This year’s Freddie March Spirit of Aviation exhibition at the Goodwood Revival will mark the 75th anniversary of the Battle of Britain with a line-up of British aircraft that flew in the Second World War.
More than 30 iconic British wartime aircraft, comprising Supermarine Spitfires, Hawker Hurricanes and the world’s only airworthy Bristol Blenheim, are set to make up the exhibition, which will run for the duration of the event and honour the courageous air crews that flew them in battle.
A truly international line-up includes fighter aircraft flying in from all over Europe and even North America to take part both in the Revival, which is the world’s largest annual historic motor racing and vintage culture event.
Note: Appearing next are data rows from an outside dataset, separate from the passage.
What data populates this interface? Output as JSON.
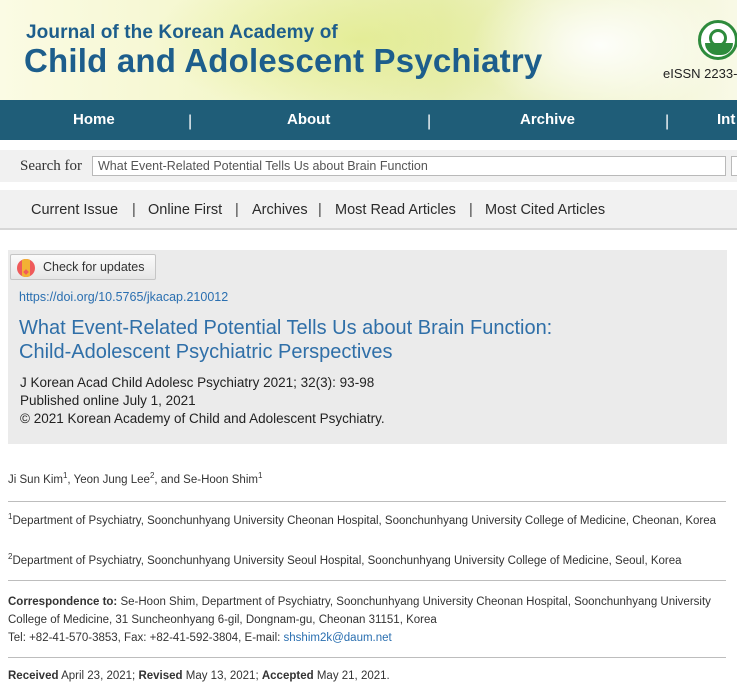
{
  "header": {
    "journal_line1": "Journal of the Korean Academy of",
    "journal_line2": "Child and Adolescent Psychiatry",
    "eissn": "eISSN 2233-"
  },
  "nav": {
    "items": [
      {
        "label": "Home"
      },
      {
        "label": "About"
      },
      {
        "label": "Archive"
      },
      {
        "label": "Int"
      }
    ],
    "separator": "|"
  },
  "search": {
    "label": "Search for",
    "value": "What Event-Related Potential Tells Us about Brain Function"
  },
  "submenu": {
    "items": [
      {
        "label": "Current Issue"
      },
      {
        "label": "Online First"
      },
      {
        "label": "Archives"
      },
      {
        "label": "Most Read Articles"
      },
      {
        "label": "Most Cited Articles"
      }
    ],
    "separator": "|"
  },
  "article": {
    "check_updates": "Check for updates",
    "doi": "https://doi.org/10.5765/jkacap.210012",
    "title_line1": "What Event-Related Potential Tells Us about Brain Function:",
    "title_line2": "Child-Adolescent Psychiatric Perspectives",
    "citation": "J Korean Acad Child Adolesc Psychiatry 2021; 32(3): 93-98",
    "published": "Published online July 1, 2021",
    "copyright": "© 2021 Korean Academy of Child and Adolescent Psychiatry."
  },
  "authors": [
    {
      "name": "Ji Sun Kim",
      "aff": "1",
      "sep": ", "
    },
    {
      "name": "Yeon Jung Lee",
      "aff": "2",
      "sep": ", and "
    },
    {
      "name": "Se-Hoon Shim",
      "aff": "1",
      "sep": ""
    }
  ],
  "affiliations": [
    {
      "num": "1",
      "text": "Department of Psychiatry, Soonchunhyang University Cheonan Hospital, Soonchunhyang University College of Medicine, Cheonan, Korea"
    },
    {
      "num": "2",
      "text": "Department of Psychiatry, Soonchunhyang University Seoul Hospital, Soonchunhyang University College of Medicine, Seoul, Korea"
    }
  ],
  "correspondence": {
    "label": "Correspondence to:",
    "text": "Se-Hoon Shim, Department of Psychiatry, Soonchunhyang University Cheonan Hospital, Soonchunhyang University College of Medicine, 31 Suncheonhyang 6-gil, Dongnam-gu, Cheonan 31151, Korea",
    "contact": "Tel: +82-41-570-3853, Fax: +82-41-592-3804, E-mail: ",
    "email": "shshim2k@daum.net"
  },
  "dates": {
    "received_label": "Received",
    "received": "April 23, 2021;",
    "revised_label": "Revised",
    "revised": "May 13, 2021;",
    "accepted_label": "Accepted",
    "accepted": "May 21, 2021."
  }
}
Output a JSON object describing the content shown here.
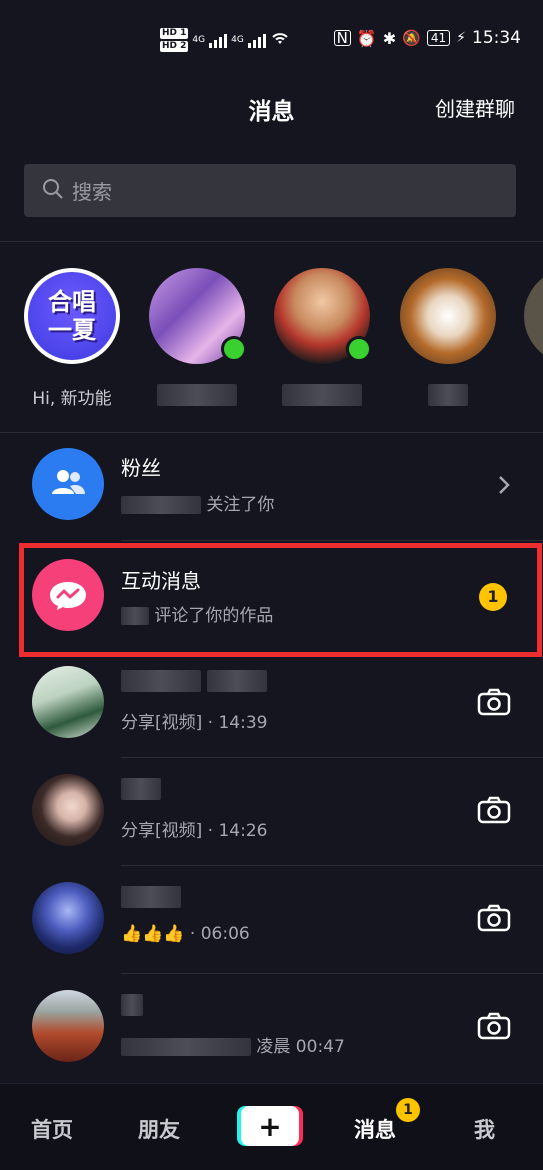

Goodwood’s links to the Royal Air Force stretch back to 1940 when Freddie March – the Ninth Duke of Richmond and a successful aircraft designer himself – donated the site now housing the Motor Circuit and Aerodrome to the military to aid the war effort.
Known as RAF Westhampnett during hostilities, Goodwood was home to 43, 129, 145, 602 and 610 squadrons, operating Spitfires, Hurricanes and North American P-51 Mustangs as a relief base for nearby RAF Tangmere.
The first operational sorties by fighter groups of the US Eighth Air Force were flown from Goodwood while Douglas Bader began his final wartime flight from the base as well – a full-sized bronze statue now standing at Goodwood Aerodrome in tribute to him.
The Freddie March Spirit of Aviation – now in its ninth year at the Revival – has become known as a concours d’elegance for aircraft, celebrating the very finest in aviation design. In 2015 it will have a new location adjacent to the all-new Goodwood Aero Club building.